◆ Exercise brief ◆
Each record must be repeated exactly as it stands.

◆ Items from a dataset ◆
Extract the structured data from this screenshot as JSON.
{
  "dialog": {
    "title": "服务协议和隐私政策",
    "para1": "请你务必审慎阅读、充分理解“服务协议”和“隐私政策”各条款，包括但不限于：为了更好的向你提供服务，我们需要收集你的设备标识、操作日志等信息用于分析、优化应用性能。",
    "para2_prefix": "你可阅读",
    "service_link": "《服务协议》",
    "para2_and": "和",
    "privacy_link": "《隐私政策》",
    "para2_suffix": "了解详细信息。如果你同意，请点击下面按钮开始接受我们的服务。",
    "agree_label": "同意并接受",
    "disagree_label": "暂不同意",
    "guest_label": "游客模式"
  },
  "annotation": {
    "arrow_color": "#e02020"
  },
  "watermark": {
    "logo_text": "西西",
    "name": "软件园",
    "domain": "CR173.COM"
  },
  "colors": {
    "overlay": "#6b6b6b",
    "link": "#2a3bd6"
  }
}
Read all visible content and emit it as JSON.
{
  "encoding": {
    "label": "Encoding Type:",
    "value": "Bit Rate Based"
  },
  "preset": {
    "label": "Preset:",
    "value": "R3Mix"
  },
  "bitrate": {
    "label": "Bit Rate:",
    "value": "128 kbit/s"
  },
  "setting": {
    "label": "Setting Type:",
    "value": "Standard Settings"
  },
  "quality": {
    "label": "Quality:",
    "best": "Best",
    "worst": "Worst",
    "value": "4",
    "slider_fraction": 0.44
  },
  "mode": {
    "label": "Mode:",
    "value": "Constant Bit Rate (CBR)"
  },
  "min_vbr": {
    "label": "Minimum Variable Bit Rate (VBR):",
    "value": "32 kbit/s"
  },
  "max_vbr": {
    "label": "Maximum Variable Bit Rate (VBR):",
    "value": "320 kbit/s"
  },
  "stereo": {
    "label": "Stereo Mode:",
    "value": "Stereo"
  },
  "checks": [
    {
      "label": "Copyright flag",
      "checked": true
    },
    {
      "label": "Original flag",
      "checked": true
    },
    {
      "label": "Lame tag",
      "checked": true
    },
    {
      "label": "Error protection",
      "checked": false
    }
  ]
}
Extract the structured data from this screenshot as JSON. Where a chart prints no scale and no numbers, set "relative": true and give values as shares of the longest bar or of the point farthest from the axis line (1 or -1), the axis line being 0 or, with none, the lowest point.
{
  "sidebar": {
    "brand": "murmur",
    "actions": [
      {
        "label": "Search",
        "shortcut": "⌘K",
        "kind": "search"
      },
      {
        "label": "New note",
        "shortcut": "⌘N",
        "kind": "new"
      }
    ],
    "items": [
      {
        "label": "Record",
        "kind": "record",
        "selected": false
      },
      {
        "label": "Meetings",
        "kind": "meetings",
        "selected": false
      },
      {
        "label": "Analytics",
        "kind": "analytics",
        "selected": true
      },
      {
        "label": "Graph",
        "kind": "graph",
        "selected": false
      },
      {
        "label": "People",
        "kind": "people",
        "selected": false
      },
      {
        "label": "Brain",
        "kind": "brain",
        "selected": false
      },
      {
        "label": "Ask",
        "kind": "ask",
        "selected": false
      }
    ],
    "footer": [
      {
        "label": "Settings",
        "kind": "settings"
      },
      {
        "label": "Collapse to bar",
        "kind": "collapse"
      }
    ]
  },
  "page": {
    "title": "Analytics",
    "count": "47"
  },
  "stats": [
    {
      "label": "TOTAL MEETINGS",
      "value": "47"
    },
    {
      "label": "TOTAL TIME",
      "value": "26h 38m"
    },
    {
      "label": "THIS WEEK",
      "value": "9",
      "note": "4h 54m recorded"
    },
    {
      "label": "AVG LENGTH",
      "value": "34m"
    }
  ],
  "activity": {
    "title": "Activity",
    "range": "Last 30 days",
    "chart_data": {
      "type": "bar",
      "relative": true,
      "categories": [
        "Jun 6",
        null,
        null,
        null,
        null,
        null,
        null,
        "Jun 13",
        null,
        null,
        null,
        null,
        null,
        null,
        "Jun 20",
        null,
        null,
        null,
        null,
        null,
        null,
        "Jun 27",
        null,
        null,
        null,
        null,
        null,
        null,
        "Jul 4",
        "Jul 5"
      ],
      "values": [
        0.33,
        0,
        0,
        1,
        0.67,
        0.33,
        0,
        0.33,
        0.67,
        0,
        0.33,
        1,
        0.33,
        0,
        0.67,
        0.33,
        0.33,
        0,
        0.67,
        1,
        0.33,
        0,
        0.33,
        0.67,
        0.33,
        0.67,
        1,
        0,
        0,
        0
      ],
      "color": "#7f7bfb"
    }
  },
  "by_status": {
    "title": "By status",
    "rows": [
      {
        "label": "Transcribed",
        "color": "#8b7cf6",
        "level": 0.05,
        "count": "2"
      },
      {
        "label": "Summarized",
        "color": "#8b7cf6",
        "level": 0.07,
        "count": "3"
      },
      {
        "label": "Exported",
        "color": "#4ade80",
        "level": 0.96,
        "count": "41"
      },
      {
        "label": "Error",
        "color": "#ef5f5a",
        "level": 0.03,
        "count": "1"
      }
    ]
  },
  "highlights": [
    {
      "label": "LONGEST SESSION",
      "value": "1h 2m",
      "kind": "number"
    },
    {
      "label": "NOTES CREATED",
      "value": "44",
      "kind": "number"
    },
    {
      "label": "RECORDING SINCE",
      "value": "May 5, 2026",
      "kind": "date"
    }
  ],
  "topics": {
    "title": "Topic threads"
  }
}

◆ Output of the task ◆
Extract the structured data from this screenshot as JSON.
{
  "dialog": {
    "title": "服务协议和隐私政策",
    "para1": "请你务必审慎阅读、充分理解“服务协议”和“隐私政策”各条款，包括但不限于：为了更好的向你提供服务，我们需要收集你的设备标识、操作日志等信息用于分析、优化应用性能。",
    "para2_prefix": "你可阅读",
    "service_link": "《服务协议》",
    "para2_and": "和",
    "privacy_link": "《隐私政策》",
    "para2_suffix": "了解详细信息。如果你同意，请点击下面按钮开始接受我们的服务。",
    "agree_label": "同意并接受",
    "disagree_label": "暂不同意",
    "guest_label": "游客模式"
  },
  "annotation": {
    "arrow_color": "#e02020"
  },
  "watermark": {
    "logo_text": "西西",
    "name": "软件园",
    "domain": "CR173.COM"
  },
  "colors": {
    "overlay": "#6b6b6b",
    "link": "#2a3bd6"
  }
}
Read all visible content and emit it as JSON.
{
  "encoding": {
    "label": "Encoding Type:",
    "value": "Bit Rate Based"
  },
  "preset": {
    "label": "Preset:",
    "value": "R3Mix"
  },
  "bitrate": {
    "label": "Bit Rate:",
    "value": "128 kbit/s"
  },
  "setting": {
    "label": "Setting Type:",
    "value": "Standard Settings"
  },
  "quality": {
    "label": "Quality:",
    "best": "Best",
    "worst": "Worst",
    "value": "4",
    "slider_fraction": 0.44
  },
  "mode": {
    "label": "Mode:",
    "value": "Constant Bit Rate (CBR)"
  },
  "min_vbr": {
    "label": "Minimum Variable Bit Rate (VBR):",
    "value": "32 kbit/s"
  },
  "max_vbr": {
    "label": "Maximum Variable Bit Rate (VBR):",
    "value": "320 kbit/s"
  },
  "stereo": {
    "label": "Stereo Mode:",
    "value": "Stereo"
  },
  "checks": [
    {
      "label": "Copyright flag",
      "checked": true
    },
    {
      "label": "Original flag",
      "checked": true
    },
    {
      "label": "Lame tag",
      "checked": true
    },
    {
      "label": "Error protection",
      "checked": false
    }
  ]
}
Extract the structured data from this screenshot as JSON. Where a chart prints no scale and no numbers, set "relative": true and give values as shares of the longest bar or of the point farthest from the axis line (1 or -1), the axis line being 0 or, with none, the lowest point.
{
  "sidebar": {
    "brand": "murmur",
    "actions": [
      {
        "label": "Search",
        "shortcut": "⌘K",
        "kind": "search"
      },
      {
        "label": "New note",
        "shortcut": "⌘N",
        "kind": "new"
      }
    ],
    "items": [
      {
        "label": "Record",
        "kind": "record",
        "selected": false
      },
      {
        "label": "Meetings",
        "kind": "meetings",
        "selected": false
      },
      {
        "label": "Analytics",
        "kind": "analytics",
        "selected": true
      },
      {
        "label": "Graph",
        "kind": "graph",
        "selected": false
      },
      {
        "label": "People",
        "kind": "people",
        "selected": false
      },
      {
        "label": "Brain",
        "kind": "brain",
        "selected": false
      },
      {
        "label": "Ask",
        "kind": "ask",
        "selected": false
      }
    ],
    "footer": [
      {
        "label": "Settings",
        "kind": "settings"
      },
      {
        "label": "Collapse to bar",
        "kind": "collapse"
      }
    ]
  },
  "page": {
    "title": "Analytics",
    "count": "47"
  },
  "stats": [
    {
      "label": "TOTAL MEETINGS",
      "value": "47"
    },
    {
      "label": "TOTAL TIME",
      "value": "26h 38m"
    },
    {
      "label": "THIS WEEK",
      "value": "9",
      "note": "4h 54m recorded"
    },
    {
      "label": "AVG LENGTH",
      "value": "34m"
    }
  ],
  "activity": {
    "title": "Activity",
    "range": "Last 30 days",
    "chart_data": {
      "type": "bar",
      "relative": true,
      "categories": [
        "Jun 6",
        null,
        null,
        null,
        null,
        null,
        null,
        "Jun 13",
        null,
        null,
        null,
        null,
        null,
        null,
        "Jun 20",
        null,
        null,
        null,
        null,
        null,
        null,
        "Jun 27",
        null,
        null,
        null,
        null,
        null,
        null,
        "Jul 4",
        "Jul 5"
      ],
      "values": [
        0.33,
        0,
        0,
        1,
        0.67,
        0.33,
        0,
        0.33,
        0.67,
        0,
        0.33,
        1,
        0.33,
        0,
        0.67,
        0.33,
        0.33,
        0,
        0.67,
        1,
        0.33,
        0,
        0.33,
        0.67,
        0.33,
        0.67,
        1,
        0,
        0,
        0
      ],
      "color": "#7f7bfb"
    }
  },
  "by_status": {
    "title": "By status",
    "rows": [
      {
        "label": "Transcribed",
        "color": "#8b7cf6",
        "level": 0.05,
        "count": "2"
      },
      {
        "label": "Summarized",
        "color": "#8b7cf6",
        "level": 0.07,
        "count": "3"
      },
      {
        "label": "Exported",
        "color": "#4ade80",
        "level": 0.96,
        "count": "41"
      },
      {
        "label": "Error",
        "color": "#ef5f5a",
        "level": 0.03,
        "count": "1"
      }
    ]
  },
  "highlights": [
    {
      "label": "LONGEST SESSION",
      "value": "1h 2m",
      "kind": "number"
    },
    {
      "label": "NOTES CREATED",
      "value": "44",
      "kind": "number"
    },
    {
      "label": "RECORDING SINCE",
      "value": "May 5, 2026",
      "kind": "date"
    }
  ],
  "topics": {
    "title": "Topic threads"
  }
}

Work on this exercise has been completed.